> **Assignment**:
Starting with the line that contains "Give me the" and ending with the final line of the data below, print those lines exactly and nothing else.

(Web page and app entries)
_ _ _ _ _ _ _

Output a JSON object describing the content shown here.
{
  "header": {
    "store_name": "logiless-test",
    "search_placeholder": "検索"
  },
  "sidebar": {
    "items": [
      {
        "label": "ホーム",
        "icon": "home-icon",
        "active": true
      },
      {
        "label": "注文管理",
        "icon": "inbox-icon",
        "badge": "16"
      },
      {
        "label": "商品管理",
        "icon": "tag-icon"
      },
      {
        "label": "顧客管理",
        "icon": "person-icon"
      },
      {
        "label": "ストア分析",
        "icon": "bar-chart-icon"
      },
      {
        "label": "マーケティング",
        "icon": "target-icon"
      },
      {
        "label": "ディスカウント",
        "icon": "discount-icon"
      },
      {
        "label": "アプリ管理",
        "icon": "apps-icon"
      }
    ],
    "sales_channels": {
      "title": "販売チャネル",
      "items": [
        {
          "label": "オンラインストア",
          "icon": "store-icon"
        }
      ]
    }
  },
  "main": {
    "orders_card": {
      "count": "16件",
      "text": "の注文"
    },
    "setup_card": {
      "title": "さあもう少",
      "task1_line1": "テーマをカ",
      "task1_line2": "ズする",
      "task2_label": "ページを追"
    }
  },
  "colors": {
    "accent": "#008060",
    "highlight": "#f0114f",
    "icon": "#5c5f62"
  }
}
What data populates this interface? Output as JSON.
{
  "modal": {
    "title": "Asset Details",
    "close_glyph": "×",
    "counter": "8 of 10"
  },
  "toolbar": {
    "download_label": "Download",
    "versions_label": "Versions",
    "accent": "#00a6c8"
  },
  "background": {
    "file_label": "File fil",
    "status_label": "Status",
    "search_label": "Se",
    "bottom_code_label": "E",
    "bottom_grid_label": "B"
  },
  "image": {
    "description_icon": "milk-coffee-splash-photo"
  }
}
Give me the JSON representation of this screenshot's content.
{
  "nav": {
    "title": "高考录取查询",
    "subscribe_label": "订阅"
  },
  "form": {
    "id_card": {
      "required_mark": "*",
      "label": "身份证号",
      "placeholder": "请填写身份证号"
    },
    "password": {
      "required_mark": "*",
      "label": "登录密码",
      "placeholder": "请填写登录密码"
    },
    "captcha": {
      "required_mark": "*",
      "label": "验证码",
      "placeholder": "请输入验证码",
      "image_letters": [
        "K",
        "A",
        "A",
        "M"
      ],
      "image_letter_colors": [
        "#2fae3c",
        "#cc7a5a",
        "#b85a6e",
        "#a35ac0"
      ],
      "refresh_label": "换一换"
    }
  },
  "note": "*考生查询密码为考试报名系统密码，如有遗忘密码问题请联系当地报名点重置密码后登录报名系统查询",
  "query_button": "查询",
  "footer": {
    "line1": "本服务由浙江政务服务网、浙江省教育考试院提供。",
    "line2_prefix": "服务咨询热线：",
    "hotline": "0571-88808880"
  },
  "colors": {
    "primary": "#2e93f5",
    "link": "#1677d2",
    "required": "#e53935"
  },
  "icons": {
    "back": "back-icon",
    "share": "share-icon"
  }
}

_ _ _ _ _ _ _

> **The completed task**:
Give me the JSON representation of this screenshot's content.
{
  "nav": {
    "title": "高考录取查询",
    "subscribe_label": "订阅"
  },
  "form": {
    "id_card": {
      "required_mark": "*",
      "label": "身份证号",
      "placeholder": "请填写身份证号"
    },
    "password": {
      "required_mark": "*",
      "label": "登录密码",
      "placeholder": "请填写登录密码"
    },
    "captcha": {
      "required_mark": "*",
      "label": "验证码",
      "placeholder": "请输入验证码",
      "image_letters": [
        "K",
        "A",
        "A",
        "M"
      ],
      "image_letter_colors": [
        "#2fae3c",
        "#cc7a5a",
        "#b85a6e",
        "#a35ac0"
      ],
      "refresh_label": "换一换"
    }
  },
  "note": "*考生查询密码为考试报名系统密码，如有遗忘密码问题请联系当地报名点重置密码后登录报名系统查询",
  "query_button": "查询",
  "footer": {
    "line1": "本服务由浙江政务服务网、浙江省教育考试院提供。",
    "line2_prefix": "服务咨询热线：",
    "hotline": "0571-88808880"
  },
  "colors": {
    "primary": "#2e93f5",
    "link": "#1677d2",
    "required": "#e53935"
  },
  "icons": {
    "back": "back-icon",
    "share": "share-icon"
  }
}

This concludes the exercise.